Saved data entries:
++++++++++++++++++++

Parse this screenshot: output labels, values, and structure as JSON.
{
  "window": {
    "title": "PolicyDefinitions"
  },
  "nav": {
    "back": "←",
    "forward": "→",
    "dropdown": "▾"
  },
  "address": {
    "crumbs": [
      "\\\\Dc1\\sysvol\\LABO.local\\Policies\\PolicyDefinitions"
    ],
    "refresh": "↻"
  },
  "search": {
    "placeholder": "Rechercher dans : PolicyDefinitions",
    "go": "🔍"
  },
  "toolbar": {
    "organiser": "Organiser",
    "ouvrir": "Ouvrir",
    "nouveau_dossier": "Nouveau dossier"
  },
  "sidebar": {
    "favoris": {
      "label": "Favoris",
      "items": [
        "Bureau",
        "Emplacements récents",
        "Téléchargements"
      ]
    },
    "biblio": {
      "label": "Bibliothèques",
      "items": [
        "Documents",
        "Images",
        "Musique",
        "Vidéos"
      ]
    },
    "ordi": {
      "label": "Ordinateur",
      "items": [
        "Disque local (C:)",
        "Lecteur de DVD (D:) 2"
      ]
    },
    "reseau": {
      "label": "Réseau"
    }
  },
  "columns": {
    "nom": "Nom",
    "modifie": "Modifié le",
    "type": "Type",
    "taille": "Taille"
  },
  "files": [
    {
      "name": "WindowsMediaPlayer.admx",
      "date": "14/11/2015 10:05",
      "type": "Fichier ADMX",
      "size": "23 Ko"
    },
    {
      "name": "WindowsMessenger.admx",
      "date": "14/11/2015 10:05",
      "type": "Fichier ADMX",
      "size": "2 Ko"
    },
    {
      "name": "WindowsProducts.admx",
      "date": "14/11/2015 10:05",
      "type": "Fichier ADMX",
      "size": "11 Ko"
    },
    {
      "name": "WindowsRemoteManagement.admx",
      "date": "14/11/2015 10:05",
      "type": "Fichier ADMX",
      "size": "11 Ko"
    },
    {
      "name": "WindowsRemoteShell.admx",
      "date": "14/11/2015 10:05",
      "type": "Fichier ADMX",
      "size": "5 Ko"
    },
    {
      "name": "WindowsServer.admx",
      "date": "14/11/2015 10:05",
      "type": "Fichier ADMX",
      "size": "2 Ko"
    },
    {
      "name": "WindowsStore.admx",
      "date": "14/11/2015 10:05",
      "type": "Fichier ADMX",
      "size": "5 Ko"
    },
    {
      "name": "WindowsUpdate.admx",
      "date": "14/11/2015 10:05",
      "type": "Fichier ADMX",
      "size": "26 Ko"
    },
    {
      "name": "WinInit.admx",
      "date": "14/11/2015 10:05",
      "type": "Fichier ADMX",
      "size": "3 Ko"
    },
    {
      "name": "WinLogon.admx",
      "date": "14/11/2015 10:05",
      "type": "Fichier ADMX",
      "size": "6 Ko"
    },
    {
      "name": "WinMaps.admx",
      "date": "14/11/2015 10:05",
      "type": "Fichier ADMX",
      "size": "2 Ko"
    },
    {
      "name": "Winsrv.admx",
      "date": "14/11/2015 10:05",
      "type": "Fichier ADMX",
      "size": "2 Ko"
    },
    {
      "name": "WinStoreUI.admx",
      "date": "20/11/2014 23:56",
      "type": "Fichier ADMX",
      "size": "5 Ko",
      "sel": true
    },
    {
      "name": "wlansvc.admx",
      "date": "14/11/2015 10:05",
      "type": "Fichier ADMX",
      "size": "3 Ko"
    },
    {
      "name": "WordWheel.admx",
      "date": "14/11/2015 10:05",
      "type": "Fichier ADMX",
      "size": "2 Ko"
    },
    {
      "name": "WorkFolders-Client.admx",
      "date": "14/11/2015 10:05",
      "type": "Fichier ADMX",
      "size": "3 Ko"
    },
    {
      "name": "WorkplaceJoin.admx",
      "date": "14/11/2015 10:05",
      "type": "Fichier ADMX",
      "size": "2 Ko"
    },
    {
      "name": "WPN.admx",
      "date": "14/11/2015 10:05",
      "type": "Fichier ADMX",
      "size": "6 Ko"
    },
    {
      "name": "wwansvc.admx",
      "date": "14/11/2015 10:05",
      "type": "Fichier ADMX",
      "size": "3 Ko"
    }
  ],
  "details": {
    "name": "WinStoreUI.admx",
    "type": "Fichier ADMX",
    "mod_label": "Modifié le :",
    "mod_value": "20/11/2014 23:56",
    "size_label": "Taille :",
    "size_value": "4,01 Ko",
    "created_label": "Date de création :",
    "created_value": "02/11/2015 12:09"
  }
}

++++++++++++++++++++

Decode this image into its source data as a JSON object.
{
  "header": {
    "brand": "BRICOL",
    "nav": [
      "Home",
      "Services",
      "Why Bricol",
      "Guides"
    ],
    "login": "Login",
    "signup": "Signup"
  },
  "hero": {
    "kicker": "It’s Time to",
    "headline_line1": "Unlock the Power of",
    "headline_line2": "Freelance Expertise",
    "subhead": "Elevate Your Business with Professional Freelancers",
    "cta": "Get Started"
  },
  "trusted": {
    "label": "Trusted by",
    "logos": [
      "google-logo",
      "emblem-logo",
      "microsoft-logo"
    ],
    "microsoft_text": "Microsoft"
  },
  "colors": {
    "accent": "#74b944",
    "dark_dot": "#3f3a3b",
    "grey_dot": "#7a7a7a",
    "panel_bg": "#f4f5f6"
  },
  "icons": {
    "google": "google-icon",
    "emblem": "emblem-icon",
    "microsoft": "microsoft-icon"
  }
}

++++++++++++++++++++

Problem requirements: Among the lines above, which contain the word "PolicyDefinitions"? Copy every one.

Finished task:
    "title": "PolicyDefinitions"
      "\\\\Dc1\\sysvol\\LABO.local\\Policies\\PolicyDefinitions"
    "placeholder": "Rechercher dans : PolicyDefinitions",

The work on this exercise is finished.